Building a Better Mousetrap

Reading Addiction by Design, Lionel Shriver’s The Post-birthday World, and a lot of news articles, I feel more or less inundated with the sense of the artificiality of absolutely everything in modern life. Right now, for example, my left big toe is in an incredible amount of pain, but it’s the result of doing weightlifting barefoot and in a poorly-constructed squat rack. A wholly manmade situation through which I persist with copious applications of ibuprofen and gritted teeth.

Tonight, for example, I walked over to the bar here to get my allotted amount of permissible alcohol and attempted to get a good hard buzz. The goal there was to get buzzed and write a stream of consciousness, yet more than anything else I ended up commenting on my environment, this “sports bar”-style establishment in the midst of a soulless, hopeless Qatari desert.
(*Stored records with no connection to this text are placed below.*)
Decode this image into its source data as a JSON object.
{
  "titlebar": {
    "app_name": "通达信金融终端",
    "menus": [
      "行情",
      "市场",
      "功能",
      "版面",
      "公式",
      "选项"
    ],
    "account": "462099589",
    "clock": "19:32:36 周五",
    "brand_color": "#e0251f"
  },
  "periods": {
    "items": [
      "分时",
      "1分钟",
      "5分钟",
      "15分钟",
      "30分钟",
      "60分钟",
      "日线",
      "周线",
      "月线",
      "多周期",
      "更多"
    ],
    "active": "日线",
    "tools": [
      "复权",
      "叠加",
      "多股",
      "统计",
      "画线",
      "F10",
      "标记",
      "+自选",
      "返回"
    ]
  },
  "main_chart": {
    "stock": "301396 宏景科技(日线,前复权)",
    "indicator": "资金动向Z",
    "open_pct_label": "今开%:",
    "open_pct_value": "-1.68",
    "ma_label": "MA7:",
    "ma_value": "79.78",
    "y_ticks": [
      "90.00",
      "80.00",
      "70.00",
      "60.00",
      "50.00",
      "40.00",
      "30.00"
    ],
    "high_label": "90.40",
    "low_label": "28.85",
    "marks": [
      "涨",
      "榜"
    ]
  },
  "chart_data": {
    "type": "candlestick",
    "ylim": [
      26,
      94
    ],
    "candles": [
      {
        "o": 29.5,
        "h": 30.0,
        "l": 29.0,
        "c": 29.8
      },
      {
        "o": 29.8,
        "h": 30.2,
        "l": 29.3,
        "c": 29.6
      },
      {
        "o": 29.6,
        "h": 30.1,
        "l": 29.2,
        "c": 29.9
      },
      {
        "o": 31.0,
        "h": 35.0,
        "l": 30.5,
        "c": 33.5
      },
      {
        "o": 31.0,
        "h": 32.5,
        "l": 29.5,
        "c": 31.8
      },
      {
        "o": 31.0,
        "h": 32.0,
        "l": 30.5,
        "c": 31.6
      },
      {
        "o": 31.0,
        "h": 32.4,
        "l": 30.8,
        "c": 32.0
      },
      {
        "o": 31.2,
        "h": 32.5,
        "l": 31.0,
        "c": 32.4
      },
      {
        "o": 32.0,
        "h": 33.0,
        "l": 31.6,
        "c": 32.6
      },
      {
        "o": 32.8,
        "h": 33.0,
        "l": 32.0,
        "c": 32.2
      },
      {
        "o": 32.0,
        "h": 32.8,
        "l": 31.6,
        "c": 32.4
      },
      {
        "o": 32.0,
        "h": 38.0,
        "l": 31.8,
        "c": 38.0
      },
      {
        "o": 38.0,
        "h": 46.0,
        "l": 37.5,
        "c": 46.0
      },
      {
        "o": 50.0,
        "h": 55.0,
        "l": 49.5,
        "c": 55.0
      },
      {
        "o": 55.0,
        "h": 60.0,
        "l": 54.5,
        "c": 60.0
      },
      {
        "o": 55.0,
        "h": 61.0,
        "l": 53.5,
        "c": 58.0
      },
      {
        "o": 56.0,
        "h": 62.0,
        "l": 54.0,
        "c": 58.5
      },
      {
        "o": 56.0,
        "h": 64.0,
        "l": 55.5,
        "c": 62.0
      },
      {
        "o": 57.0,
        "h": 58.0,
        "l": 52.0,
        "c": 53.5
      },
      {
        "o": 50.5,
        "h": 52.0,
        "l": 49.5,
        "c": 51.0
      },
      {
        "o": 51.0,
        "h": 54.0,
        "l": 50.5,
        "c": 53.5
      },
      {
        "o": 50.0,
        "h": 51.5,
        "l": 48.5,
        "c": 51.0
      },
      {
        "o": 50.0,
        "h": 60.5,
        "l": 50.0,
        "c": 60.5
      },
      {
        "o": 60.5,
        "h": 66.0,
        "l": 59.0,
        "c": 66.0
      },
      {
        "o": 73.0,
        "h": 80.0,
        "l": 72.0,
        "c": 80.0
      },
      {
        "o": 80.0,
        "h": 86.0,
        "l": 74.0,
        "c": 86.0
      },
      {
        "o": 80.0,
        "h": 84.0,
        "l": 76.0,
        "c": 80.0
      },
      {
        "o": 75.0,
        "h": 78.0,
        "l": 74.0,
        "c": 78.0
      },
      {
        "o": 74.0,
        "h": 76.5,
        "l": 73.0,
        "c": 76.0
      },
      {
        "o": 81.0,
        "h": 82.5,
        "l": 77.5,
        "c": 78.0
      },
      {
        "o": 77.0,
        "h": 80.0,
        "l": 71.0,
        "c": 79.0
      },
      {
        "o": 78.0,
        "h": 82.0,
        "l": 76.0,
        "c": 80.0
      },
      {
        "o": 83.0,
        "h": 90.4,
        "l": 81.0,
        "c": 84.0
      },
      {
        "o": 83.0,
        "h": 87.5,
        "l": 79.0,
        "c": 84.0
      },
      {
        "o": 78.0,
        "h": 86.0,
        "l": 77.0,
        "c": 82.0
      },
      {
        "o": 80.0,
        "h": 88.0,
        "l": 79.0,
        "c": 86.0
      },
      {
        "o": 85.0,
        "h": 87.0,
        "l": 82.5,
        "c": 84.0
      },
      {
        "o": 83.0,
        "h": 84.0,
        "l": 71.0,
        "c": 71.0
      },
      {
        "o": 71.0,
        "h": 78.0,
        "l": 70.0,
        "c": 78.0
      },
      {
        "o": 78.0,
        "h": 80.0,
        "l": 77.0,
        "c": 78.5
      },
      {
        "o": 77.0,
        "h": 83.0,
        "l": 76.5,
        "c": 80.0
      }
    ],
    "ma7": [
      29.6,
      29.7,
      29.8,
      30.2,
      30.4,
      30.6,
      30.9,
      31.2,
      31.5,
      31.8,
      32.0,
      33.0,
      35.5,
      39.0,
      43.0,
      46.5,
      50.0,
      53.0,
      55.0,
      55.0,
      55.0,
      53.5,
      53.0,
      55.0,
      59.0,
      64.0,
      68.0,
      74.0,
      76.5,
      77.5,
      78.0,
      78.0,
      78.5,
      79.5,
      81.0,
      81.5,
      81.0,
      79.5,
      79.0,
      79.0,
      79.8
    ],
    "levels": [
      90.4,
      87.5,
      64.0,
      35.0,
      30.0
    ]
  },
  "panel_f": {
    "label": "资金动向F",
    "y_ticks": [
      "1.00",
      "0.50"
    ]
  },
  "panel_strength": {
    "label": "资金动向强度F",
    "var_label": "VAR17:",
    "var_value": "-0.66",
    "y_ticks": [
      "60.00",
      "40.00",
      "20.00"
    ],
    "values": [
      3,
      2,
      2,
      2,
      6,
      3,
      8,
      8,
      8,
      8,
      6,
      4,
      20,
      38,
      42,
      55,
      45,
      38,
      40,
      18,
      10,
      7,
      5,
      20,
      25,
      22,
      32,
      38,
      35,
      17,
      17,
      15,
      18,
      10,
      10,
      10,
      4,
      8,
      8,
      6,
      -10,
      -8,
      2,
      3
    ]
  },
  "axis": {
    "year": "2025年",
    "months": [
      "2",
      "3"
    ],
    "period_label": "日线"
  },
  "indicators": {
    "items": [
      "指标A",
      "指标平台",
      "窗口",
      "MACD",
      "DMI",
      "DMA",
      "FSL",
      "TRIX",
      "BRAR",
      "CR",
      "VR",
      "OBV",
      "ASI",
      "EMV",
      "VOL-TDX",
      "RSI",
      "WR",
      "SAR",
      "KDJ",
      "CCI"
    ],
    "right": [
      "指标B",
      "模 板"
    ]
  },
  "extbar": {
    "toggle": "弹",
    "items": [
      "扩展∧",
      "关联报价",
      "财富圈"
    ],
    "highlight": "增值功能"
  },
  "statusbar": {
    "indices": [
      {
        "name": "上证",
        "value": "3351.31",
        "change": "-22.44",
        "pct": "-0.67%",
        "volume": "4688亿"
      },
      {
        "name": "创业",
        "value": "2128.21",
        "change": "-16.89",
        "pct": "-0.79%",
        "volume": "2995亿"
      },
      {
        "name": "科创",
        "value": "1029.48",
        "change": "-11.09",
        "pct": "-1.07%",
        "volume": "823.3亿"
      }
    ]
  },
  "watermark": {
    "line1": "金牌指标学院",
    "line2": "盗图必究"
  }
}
It troubled me, though, in that stream of consciousness, that I am so capable of envisioning these elaborate, self-sustaining detailed worlds in my dreams, and talking to people, and even sometimes attempting to capture them in drawings, and yet when I sit down and attempt to leverage my expensive, overlarge vocabulary, I fail to even make it to one thousand words to try and describe the pictures.

So I still try to write fiction, genre fiction, poetry, sometimes, attempting to capture that which I wish I could put onto film. But the most fascinating stuff seems to slip through my memories like salmon leaping up a fish ladder against a raging torrent of emotional and verbal non-clarity.

Ultimately, I suppose, this is not that important in the grand scheme of things. My life is a very small conscious ember in the dying fires of greater Western civilization, or perhaps a coal that could eventually spark into a greater engine-driver of the future. At thirty-one, it certainly feels like I have already experienced an outsize amount of the larger world. Lately, when there have been “big world events” I realize that I have physically been to a great number of the places flashing across TV screens and twisted to fit a specific narrative antithetical to my own worldview and civilization’s success.

Yet I still feel compelled to tell stories, or at least take a stab at giving people a tour of these alternate worlds in my head that I get to explore, alone, so often whether asleep or awake.

Wotan’s Day

One thing in my study of languages that has always fascinated me is the way that different languages name days on the Western calendar, especially when they adapt it to a locality that had a different system for structuring time before its introduction.  In Japanese, the days of the week correspond to the sun, moon (日Sunday and 月Monday) and then the five East Asian traditional elements (火Fire/Tuesday, 水Water/Wednesday, 木Wood/Thursday, 金Metal/Gold/Friday, and 土Earth/Saturday.) In other languages, they may use names for old astrological stars, or sometimes simple numbers.

Even within European languages the pantheons shift between Northern and Southern Europe, and possibly even more in other languages of the continent. So Sunday is the “Lord’s day”, possibly linked as much to Sol Invictus as to Christianity, Monday is the moon’s day, Tuesday is the god of war’s day, Wednesday is the all-father god’s day, etc etc… the role of the god or natural feature is similar between the two language regions, but the names and traits are subtly different.

That was, in fact, not what I had planned to write about today. I have not yet even had the time to write on my current story. Nonetheless, it seemed like an interesting topic.

On the writing front, I will probably have to satisfy myself with a few sentences at best. It is already bedtime, and I have not yet put down a single line besides this blog post.